*** Opening of Given entries ***

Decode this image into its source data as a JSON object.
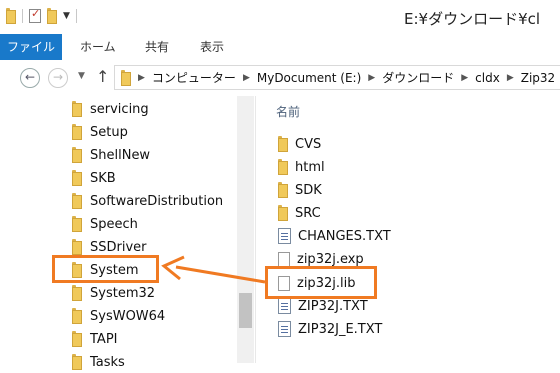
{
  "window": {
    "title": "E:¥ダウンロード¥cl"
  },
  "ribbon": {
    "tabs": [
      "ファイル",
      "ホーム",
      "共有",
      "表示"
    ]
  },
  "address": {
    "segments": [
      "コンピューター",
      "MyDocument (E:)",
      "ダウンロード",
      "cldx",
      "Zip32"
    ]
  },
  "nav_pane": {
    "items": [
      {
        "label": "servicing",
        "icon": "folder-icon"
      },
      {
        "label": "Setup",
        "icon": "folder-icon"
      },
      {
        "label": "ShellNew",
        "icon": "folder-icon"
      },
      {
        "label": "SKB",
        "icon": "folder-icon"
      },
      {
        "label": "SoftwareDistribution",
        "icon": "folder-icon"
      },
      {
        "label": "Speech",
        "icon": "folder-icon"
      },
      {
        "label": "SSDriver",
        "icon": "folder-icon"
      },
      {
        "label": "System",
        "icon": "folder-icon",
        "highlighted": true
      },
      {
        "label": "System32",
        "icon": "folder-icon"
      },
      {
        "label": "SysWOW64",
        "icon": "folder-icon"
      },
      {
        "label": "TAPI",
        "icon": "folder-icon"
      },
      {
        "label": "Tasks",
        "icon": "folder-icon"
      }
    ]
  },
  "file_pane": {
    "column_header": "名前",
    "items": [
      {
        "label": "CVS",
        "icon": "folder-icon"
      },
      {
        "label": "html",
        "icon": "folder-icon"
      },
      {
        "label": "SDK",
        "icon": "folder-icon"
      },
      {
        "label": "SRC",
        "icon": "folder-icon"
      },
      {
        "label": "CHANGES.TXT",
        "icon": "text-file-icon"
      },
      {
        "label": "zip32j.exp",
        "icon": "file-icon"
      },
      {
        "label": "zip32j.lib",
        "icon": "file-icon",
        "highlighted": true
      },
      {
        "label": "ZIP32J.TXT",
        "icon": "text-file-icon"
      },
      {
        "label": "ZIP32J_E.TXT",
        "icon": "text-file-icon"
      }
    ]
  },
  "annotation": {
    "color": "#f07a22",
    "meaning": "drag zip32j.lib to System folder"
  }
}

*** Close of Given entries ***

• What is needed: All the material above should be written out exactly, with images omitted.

• Result:
Decode this image into its source data as a JSON object.
{
  "window": {
    "title": "E:¥ダウンロード¥cl"
  },
  "ribbon": {
    "tabs": [
      "ファイル",
      "ホーム",
      "共有",
      "表示"
    ]
  },
  "address": {
    "segments": [
      "コンピューター",
      "MyDocument (E:)",
      "ダウンロード",
      "cldx",
      "Zip32"
    ]
  },
  "nav_pane": {
    "items": [
      {
        "label": "servicing",
        "icon": "folder-icon"
      },
      {
        "label": "Setup",
        "icon": "folder-icon"
      },
      {
        "label": "ShellNew",
        "icon": "folder-icon"
      },
      {
        "label": "SKB",
        "icon": "folder-icon"
      },
      {
        "label": "SoftwareDistribution",
        "icon": "folder-icon"
      },
      {
        "label": "Speech",
        "icon": "folder-icon"
      },
      {
        "label": "SSDriver",
        "icon": "folder-icon"
      },
      {
        "label": "System",
        "icon": "folder-icon",
        "highlighted": true
      },
      {
        "label": "System32",
        "icon": "folder-icon"
      },
      {
        "label": "SysWOW64",
        "icon": "folder-icon"
      },
      {
        "label": "TAPI",
        "icon": "folder-icon"
      },
      {
        "label": "Tasks",
        "icon": "folder-icon"
      }
    ]
  },
  "file_pane": {
    "column_header": "名前",
    "items": [
      {
        "label": "CVS",
        "icon": "folder-icon"
      },
      {
        "label": "html",
        "icon": "folder-icon"
      },
      {
        "label": "SDK",
        "icon": "folder-icon"
      },
      {
        "label": "SRC",
        "icon": "folder-icon"
      },
      {
        "label": "CHANGES.TXT",
        "icon": "text-file-icon"
      },
      {
        "label": "zip32j.exp",
        "icon": "file-icon"
      },
      {
        "label": "zip32j.lib",
        "icon": "file-icon",
        "highlighted": true
      },
      {
        "label": "ZIP32J.TXT",
        "icon": "text-file-icon"
      },
      {
        "label": "ZIP32J_E.TXT",
        "icon": "text-file-icon"
      }
    ]
  },
  "annotation": {
    "color": "#f07a22",
    "meaning": "drag zip32j.lib to System folder"
  }
}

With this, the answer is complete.